Bareback bronc ride pumps up Snake River Stampede rodeo
Good news, Nampa taxpayers. For the first time since it opened in 1997, the Ford Idaho Center finished a fiscal year in the black. The news could benefit event-goers, too.
The events center, owned by the city, has bled money for the last several years. Before the city contracted management to Spectra, a Philadelphia venue manager, in 2015, the center was losing about $1 million each year, according to the company. In the last three years under manager Tim Savona, the center has improved its budget by around $300,000 each year. In the year that ended Sept. 30, it reported a profit of $185,768.
“Since Spectra took over, they’ve been a lot more aggressive and done a good job,” said Councilman Rick Hogaboam in a phone interview Friday.
But the city isn’t free of the tax burden yet. Savona asked the council for $1 million in the year that began Oct. 1 to fund renovations and capital improvements, Hogaboam said. But the Council only ended up funding $225,000 of that request.
The newfound profits will go toward renovations too, which could benefit people who attend events and help attract even more events, Hogaboam said. He pointed to the outdoor amphitheater as one area that could be used more often with additional upgrades.
Reduced city subsidies free taxpayer money for other purposes in the growing city, whose problems include a shortage of police officers and an outdated sewage-treatment plant.
In the 2018 fiscal year, the Idaho Center hosted 186 events, covering 277 days, Savona told the Statesman on Thursday. The events range from gun and trade shows to high school graduations.
Spectra has also sold more sponsorships within the center. Evidence of that is displayed on the walls of the Idaho Center, which are rife with colorful posters displaying Idaho companies.
The horse park controversy
Certain parts of the park bring in more revenue than others.

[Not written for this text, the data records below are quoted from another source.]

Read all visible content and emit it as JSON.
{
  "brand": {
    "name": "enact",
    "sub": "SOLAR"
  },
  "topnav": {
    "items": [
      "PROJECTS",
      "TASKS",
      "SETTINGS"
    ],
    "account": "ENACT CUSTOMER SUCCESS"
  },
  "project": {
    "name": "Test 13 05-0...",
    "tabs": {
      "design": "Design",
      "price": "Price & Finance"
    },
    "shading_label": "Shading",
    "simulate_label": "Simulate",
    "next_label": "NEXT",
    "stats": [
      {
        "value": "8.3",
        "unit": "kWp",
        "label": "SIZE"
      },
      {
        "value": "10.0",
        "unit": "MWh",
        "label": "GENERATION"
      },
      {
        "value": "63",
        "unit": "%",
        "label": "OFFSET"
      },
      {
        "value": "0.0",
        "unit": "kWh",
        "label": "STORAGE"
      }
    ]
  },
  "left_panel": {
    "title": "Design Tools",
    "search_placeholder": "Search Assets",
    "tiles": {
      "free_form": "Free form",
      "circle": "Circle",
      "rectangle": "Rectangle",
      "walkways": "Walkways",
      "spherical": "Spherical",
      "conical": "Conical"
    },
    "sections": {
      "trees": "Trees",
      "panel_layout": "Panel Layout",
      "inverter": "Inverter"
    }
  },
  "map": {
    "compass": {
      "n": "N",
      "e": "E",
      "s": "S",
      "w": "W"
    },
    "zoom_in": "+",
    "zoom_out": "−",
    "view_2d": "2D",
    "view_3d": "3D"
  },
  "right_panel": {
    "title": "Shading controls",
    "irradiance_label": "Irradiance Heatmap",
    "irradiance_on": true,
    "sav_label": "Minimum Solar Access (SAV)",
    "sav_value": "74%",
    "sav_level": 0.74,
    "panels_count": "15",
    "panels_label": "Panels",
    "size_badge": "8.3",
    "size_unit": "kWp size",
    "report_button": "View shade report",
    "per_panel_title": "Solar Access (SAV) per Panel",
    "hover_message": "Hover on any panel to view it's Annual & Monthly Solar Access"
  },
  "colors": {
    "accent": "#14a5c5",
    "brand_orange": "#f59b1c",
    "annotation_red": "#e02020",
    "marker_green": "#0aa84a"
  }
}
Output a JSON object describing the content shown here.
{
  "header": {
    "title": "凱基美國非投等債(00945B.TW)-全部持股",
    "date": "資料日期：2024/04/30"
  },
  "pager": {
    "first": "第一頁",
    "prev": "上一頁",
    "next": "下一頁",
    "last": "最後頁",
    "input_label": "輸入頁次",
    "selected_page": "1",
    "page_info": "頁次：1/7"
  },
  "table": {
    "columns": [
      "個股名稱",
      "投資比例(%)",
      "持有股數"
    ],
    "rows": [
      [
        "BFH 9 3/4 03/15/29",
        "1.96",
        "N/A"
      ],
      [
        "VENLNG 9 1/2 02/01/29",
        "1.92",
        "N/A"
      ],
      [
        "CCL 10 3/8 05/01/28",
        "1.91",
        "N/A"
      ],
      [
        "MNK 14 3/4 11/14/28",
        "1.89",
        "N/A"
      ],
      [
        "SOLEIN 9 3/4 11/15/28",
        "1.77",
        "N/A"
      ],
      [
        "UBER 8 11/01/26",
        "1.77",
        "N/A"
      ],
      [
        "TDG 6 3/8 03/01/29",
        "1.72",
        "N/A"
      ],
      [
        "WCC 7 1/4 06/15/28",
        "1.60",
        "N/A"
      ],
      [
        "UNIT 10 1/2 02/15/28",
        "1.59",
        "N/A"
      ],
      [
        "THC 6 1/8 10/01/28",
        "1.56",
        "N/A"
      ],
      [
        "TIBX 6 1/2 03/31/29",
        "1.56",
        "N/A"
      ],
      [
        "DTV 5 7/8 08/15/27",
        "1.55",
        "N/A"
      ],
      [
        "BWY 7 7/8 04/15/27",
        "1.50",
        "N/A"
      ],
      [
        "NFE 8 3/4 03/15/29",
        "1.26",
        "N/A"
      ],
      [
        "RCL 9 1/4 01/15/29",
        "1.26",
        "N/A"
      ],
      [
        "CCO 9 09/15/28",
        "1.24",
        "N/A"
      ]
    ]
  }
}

Nearly half of the Idaho Center’s revenue comes from the indoor arena. The horse park generates one fifth of the revenue, and the amphitheater one tenth.
The horse park has a strong and vocal constituency, but Savona said it has the center’s highest operating expenses. Hogaboam and others have previously called on the horse community to do more to ease the center’s drain on taxpayers.
The conflicting views around the center’s future were brought to a head last year, when Nampa considered selling some of the land its owns near the horse park. But organizers and supporters of the Snake River Stampede and other horse events said they may need that land for future events. The City Council decided in January to keep the land.
Despite the center’s improving finances, Mayor Debbie Kling this year reconvened a committee on the city’s event venues that will work to identify the best uses for the entire Idaho Center campus, Hogaboam said.
“We have to weigh what brings in the most money to what events add cultural value,” he added.
Beth Ineck, Nampa’s economic development director, told The Statesman in February that the city had never expected the Idaho Center to generate a big profit. Budget deficits are common among government-owned venues, she said.
Savona said he expects strong performance this fiscal year.
“Until we are booked 365 days a year, we have more work to do,” he said.
This story has been corrected. An earlier version included an incorrect dollar amount for the fiscal 2019 subsidy request that Spectra asked of Nampa.